The traffic light colours on food packaging warning us of the nutrient contents of our food are in place to influence our decisions positively and cause us to opt for more nutrient-rich and health promoting foods. However, the latest research shows that the colours used are so influential that using green labels on junk food can warp our perceptions of the nutrient value of the food because we associate the colour green with health and vitality.
Research suggests that the colour of calorie labels is more influential than the descriptive content on the back of the packet. The study from which this is taken tested participants view of the exact same bar of chocolate but one had the calorie per serving content in green and the other in red. Participants perceived the red labelled bar to be the least healthy, despite the fact that they were identical.
Colour psychology may affect our food choices and our appetites more than we think. Green is associated with nature and health, whereas red labelling is a popular colour choice for fast food chains and junk food packaging. This is because it is associated with increasing appetite and energy levels. However, in terms of red labels for nutrition, the colour red is associated with ‘stop/danger’ warning us of high salt, high saturated fat and high calorie foods.

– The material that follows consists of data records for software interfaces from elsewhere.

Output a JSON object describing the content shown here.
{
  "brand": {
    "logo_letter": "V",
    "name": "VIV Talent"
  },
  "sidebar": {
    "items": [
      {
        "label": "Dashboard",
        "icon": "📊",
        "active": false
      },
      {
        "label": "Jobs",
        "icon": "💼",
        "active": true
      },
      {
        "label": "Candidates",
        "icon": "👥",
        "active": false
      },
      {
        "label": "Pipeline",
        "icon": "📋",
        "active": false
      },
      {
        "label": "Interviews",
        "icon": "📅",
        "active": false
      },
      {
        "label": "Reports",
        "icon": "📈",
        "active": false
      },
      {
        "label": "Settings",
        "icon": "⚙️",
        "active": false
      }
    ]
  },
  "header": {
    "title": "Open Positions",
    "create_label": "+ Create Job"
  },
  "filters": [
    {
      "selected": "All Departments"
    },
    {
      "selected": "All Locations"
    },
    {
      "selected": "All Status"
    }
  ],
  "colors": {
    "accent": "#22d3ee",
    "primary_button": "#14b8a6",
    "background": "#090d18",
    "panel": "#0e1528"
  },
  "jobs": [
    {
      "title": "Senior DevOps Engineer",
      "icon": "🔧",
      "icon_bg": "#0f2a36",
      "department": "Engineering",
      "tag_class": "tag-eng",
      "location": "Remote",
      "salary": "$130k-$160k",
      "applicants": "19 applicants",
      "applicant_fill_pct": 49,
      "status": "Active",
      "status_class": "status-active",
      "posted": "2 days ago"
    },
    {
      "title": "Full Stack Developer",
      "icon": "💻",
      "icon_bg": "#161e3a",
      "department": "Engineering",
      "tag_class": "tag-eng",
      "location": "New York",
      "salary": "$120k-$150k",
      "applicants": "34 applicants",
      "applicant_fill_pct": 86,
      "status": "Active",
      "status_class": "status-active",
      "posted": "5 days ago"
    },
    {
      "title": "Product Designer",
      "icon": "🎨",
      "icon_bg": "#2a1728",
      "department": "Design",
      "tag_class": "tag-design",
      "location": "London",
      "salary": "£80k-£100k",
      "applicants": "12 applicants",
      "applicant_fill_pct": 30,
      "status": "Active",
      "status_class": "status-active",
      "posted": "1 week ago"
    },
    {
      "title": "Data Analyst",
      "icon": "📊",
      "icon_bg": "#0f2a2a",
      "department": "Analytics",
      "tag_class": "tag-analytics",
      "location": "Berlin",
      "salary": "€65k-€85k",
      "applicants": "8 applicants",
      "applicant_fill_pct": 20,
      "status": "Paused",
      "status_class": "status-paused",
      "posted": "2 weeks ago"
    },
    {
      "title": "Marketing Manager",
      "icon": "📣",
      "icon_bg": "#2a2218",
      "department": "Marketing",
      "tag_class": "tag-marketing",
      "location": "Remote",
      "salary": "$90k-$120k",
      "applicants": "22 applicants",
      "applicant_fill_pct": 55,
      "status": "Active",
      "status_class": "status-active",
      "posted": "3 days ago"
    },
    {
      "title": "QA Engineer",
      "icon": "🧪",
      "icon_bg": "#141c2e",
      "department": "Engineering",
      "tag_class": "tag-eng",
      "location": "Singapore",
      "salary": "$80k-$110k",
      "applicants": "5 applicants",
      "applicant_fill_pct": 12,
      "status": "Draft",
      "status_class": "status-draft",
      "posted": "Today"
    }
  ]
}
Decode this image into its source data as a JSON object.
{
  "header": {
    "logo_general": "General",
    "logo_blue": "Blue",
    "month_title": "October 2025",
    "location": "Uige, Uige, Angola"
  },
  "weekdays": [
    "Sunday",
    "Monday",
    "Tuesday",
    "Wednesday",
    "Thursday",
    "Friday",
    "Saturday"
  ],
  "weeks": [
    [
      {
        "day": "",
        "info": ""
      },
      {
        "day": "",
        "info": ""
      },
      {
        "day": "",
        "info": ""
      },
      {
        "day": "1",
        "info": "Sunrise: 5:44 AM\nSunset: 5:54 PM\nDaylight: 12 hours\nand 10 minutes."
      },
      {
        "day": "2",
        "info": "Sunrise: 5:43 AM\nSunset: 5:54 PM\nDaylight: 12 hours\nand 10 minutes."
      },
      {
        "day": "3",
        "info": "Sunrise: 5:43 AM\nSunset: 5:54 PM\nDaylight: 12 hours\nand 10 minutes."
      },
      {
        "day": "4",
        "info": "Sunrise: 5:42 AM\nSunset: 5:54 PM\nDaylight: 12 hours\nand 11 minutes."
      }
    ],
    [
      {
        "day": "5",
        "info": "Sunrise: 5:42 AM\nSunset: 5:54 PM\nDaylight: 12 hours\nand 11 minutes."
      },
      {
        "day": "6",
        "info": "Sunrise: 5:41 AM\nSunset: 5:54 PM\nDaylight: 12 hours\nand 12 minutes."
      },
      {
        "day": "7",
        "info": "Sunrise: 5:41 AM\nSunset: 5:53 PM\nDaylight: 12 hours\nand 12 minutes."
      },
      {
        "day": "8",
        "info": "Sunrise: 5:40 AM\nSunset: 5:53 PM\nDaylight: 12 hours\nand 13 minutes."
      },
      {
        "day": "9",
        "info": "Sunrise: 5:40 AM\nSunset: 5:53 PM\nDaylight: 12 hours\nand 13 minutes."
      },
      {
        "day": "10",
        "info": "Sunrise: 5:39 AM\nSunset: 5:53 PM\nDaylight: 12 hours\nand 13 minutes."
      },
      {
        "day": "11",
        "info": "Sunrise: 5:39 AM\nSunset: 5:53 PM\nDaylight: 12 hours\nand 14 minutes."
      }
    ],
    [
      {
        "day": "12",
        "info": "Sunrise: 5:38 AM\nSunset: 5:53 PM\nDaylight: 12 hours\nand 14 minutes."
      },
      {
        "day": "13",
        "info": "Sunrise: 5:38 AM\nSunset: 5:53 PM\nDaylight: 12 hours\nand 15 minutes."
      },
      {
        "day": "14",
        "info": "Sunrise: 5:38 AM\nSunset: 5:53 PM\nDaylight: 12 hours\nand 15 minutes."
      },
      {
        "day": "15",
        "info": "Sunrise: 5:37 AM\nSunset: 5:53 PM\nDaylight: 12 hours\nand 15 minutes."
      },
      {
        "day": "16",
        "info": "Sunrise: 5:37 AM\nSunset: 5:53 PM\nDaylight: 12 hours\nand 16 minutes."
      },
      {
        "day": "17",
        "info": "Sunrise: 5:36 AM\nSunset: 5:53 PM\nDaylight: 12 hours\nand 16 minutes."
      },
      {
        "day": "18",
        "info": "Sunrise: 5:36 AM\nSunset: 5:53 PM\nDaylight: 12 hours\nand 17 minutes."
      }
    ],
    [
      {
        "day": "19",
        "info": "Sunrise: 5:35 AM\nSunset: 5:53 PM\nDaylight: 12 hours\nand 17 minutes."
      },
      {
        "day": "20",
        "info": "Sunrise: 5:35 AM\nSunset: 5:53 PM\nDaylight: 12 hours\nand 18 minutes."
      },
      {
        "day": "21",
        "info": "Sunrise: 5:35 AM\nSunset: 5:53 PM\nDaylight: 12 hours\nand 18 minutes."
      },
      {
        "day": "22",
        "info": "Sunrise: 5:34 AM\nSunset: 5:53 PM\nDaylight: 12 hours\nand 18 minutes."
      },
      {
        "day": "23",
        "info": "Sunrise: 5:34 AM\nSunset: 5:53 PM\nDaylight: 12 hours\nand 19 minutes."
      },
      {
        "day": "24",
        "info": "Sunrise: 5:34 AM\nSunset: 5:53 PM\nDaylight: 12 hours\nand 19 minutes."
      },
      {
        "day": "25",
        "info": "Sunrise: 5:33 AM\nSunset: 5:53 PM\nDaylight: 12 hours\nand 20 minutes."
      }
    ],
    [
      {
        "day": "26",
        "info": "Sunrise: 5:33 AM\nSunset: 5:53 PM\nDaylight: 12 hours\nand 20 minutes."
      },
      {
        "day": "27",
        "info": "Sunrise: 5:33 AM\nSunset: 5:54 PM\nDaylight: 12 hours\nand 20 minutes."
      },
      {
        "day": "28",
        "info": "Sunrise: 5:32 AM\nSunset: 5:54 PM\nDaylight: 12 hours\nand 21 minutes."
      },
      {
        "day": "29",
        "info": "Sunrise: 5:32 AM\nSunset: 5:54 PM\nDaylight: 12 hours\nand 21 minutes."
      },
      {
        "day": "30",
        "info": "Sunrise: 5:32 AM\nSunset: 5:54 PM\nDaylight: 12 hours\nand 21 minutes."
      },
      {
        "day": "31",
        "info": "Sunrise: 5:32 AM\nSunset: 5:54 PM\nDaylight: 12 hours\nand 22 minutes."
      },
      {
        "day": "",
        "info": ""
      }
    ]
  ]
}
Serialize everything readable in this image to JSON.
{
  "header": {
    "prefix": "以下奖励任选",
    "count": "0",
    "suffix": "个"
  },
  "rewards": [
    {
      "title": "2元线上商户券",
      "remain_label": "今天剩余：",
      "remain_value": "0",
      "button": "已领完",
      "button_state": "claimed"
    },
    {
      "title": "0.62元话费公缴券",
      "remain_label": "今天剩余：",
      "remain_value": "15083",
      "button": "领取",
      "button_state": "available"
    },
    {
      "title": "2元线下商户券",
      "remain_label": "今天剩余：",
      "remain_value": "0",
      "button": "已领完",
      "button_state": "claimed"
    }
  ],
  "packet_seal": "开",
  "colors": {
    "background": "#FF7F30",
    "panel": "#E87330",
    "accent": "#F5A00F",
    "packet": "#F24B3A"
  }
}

Schuldt JP, Does Green Mean Healthy? Nutrition Label Colour Affects Perceptions of Healthfulness, Health Communication, 2013.